By Art Martens
With the selection of Angelique Wood as the NDP candidate for the Central Okanagan Similikameen-Nicola constituency, I find myself
dealing with an inner quandary. She is my neighbour, only two doors away. Also, I observed her efforts fairly carefully during the three years she was the RDOS representative for Area G. Her work ethic is impressive and she has an evident love for the Similkameen Valley and for Canada.
Given that I have a positive opinion of her, why would I hesitate to vote for her? It certainly isn’t that I favour one of the other two major parties.
I think former PM Jean Chretien best epitomizes why I might hesitate. Some years ago, I was in a line of people patiently standing in a hot sun waiting for the privilege of shaking his hand. When he finally appeared, he sped along the line with the determined visage of a Kentucky Derby race horse. He showed no warmth or interest in us.
His inner voice might have been saying, “I really would rather not be here. These people mean nothing to me. The only reason I’m here is that they are potential votes. Let’s get this done and leave.” This is only conjecture on my part but that certainly is the message his visage and body language conveyed. Only our votes mattered in his relentless drive to be re-elected.
Although I went away unimpressed, I still had some faith because of his famed Red Book boldly outlining Liberal Party promises. I agreed with my wife Linda when she said, “if he puts them in writing, surely he means to follow through on them.” How naive we were. How easily deluded. Experiences like this have made me cautious, even skeptical, when listening to politicians, especially those who could soon be governing our nation.
Does my lack of enchantment with political parties mean I won’t vote in the upcoming federal election? Certainly not. Does it mean I hold Angelique Wood accountable for the arrogance and failings of Jean Chretien and other politicians? Again, certainly not.
I’m actually deeply impressed by the founders of the Cooperative Commonwealth Federation (CCF) precursor to the NDP. Before being elected to Parliament, J.S. Woodsworth was superintendent of the All Peoples Mission, working with the poor in Winnipeg. Later, in an address to Parliament he said, “the economy should be planned for public benefit rather than allowing businesses to gouge customers.” Pierre Berton referred to him as “the conscience of Canada.”

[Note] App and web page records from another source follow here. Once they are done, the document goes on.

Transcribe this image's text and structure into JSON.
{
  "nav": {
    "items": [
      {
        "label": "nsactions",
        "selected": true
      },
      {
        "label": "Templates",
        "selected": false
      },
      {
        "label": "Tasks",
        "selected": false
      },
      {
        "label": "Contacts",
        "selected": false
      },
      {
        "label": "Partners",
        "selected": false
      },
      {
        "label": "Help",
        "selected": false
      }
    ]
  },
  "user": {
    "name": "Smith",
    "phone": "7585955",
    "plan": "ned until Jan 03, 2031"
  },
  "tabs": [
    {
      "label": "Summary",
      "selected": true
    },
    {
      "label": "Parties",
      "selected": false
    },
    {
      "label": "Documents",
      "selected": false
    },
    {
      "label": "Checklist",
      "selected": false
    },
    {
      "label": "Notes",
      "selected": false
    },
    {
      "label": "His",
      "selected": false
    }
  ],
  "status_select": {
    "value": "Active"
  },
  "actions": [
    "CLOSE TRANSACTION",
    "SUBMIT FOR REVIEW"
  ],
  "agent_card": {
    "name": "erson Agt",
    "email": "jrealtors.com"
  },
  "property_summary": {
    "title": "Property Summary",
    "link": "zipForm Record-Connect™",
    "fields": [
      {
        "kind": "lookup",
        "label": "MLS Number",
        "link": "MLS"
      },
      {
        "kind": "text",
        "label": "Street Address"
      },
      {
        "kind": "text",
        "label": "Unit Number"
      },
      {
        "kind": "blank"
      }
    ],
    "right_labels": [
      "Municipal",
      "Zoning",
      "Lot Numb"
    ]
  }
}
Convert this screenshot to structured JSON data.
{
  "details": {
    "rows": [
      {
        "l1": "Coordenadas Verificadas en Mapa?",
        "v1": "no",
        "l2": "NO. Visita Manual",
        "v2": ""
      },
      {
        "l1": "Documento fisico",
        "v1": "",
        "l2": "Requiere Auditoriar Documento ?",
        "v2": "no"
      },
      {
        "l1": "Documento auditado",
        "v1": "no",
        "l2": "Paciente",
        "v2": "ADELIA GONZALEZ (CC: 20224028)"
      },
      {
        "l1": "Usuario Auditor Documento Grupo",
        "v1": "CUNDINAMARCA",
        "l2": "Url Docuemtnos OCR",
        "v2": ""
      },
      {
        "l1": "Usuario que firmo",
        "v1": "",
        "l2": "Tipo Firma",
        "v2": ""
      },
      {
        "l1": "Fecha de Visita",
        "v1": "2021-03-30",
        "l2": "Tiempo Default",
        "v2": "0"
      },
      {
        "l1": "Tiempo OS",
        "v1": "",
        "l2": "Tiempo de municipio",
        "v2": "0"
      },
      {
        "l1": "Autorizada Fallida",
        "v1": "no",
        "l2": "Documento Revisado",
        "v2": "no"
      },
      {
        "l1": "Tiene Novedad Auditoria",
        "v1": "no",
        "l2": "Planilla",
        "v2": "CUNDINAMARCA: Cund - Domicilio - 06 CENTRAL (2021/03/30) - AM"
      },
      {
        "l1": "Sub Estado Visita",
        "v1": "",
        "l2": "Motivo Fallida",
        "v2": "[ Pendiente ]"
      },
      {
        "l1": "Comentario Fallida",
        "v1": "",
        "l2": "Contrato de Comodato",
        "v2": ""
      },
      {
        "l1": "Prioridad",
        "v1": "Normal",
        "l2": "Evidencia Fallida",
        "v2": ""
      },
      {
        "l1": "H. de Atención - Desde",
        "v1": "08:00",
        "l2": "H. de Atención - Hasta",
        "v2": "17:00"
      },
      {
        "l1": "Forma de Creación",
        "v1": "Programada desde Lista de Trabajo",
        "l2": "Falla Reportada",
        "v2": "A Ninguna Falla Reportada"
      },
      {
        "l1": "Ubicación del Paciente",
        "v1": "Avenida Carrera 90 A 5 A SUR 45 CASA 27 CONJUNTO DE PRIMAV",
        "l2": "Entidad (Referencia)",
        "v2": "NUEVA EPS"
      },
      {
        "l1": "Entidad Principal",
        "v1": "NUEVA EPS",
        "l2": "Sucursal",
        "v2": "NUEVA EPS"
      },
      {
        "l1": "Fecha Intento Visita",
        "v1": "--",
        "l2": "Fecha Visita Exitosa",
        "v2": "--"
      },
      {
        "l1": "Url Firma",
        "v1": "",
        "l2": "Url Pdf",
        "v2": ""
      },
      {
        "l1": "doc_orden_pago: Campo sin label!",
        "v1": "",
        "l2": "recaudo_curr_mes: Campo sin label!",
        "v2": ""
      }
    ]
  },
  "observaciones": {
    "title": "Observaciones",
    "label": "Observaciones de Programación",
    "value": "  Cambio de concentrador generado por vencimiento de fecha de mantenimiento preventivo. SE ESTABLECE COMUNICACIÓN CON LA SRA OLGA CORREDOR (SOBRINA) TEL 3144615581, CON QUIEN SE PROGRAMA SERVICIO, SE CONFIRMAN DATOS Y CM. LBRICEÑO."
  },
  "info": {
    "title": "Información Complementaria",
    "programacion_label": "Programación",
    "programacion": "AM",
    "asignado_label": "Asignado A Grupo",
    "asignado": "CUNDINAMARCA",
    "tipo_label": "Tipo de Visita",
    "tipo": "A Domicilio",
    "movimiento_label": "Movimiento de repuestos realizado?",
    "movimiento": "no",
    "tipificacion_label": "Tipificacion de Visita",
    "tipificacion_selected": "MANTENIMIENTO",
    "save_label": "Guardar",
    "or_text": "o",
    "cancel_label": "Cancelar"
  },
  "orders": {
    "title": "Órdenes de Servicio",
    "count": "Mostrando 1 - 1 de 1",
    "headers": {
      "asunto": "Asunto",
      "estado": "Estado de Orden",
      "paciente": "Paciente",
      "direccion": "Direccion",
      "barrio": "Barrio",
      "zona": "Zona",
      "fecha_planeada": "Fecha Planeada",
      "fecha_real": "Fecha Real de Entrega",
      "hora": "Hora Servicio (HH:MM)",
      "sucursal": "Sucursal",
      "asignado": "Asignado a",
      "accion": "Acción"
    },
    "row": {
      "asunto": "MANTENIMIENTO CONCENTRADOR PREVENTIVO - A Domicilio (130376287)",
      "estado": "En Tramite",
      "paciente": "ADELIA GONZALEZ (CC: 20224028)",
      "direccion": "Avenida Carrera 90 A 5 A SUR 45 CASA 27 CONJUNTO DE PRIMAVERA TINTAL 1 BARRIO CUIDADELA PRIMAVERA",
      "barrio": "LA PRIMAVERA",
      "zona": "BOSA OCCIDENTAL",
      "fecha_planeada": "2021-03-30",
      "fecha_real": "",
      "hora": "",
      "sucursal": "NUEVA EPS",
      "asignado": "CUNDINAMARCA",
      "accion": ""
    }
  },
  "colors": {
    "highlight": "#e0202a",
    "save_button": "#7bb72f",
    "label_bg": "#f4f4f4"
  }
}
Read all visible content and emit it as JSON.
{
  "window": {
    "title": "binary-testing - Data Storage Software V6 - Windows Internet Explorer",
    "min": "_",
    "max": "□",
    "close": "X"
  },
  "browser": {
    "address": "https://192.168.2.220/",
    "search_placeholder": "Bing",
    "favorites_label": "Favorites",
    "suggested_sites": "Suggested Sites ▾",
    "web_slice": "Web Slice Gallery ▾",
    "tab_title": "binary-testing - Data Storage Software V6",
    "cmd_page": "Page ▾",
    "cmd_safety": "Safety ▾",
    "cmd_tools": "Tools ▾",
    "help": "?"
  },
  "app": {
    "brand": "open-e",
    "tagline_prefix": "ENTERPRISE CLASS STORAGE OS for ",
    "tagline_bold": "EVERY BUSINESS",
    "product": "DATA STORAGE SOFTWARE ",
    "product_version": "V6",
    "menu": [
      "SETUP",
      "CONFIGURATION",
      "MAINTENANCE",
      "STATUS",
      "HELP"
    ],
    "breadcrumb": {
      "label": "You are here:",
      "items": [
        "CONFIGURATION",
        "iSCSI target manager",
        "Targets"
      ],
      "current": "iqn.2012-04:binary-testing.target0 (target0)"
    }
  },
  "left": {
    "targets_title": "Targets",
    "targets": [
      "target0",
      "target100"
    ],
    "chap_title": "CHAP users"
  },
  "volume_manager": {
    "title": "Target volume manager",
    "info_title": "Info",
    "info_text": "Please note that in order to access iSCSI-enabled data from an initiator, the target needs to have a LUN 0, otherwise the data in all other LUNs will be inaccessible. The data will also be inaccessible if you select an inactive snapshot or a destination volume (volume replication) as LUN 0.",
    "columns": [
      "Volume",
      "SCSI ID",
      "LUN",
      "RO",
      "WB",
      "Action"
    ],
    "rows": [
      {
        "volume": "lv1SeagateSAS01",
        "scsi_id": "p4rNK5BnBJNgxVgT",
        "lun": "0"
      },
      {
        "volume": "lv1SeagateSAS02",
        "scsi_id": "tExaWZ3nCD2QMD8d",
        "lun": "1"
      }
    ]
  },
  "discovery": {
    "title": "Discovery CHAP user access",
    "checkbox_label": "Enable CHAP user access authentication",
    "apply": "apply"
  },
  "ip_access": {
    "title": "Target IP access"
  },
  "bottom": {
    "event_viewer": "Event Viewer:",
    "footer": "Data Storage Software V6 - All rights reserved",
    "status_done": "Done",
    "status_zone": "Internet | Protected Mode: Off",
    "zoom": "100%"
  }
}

On the provincial scene, in 1944 Tommy Douglas and the CCF won
47 of the 52 seats in the Saskatchewan legislature. According to Vincent Lam in his biography of Douglas, the province at that time had the second highest provincial debt in Canada. The CCF, he says, recorded a surplus in each of its 17 years in power and steadily paid down the debt.
Speaking at the 1983 NDP National Convention, Douglas said, “We are not just interested in getting votes. We are seeking people willing to dedicate their lives to building a different kind of society. A society founded on the principles of concern for human well being and human welfare.”
Lam says “voters continued to elect the CCF in election after election, because they delivered what they promised.”
Lam states further, “the need for a Universal Public Health Care program was a well used plank in the Liberal federal election platform since the early years of the 20th century, one that was never followed by action.” It is his opinion that Douglas and the CCF can take credit for having the commitment and political will to make universal health care a reality in Canada.
I believe many Canadians long for politicians who will represent the wishes of the people to the leader, not the wishes of the leader to the people. With the Party Whip system, employed by the Big Three parties, this is difficult to achieve. It is for this reason I often vote Green.
I do recognize that we need people of integrity, ability and vision to sit on the benches of the governing party and the opposition. It is my opinion that Angelique Wood embodies some of the qualities of the party founders. Although I have never voted NDP and am troubled by their spending commitments, I do feel she established a strong track record in the RDOS. I may yet be persuaded to affix an x beside her name on election day.
Source:: Living Significantly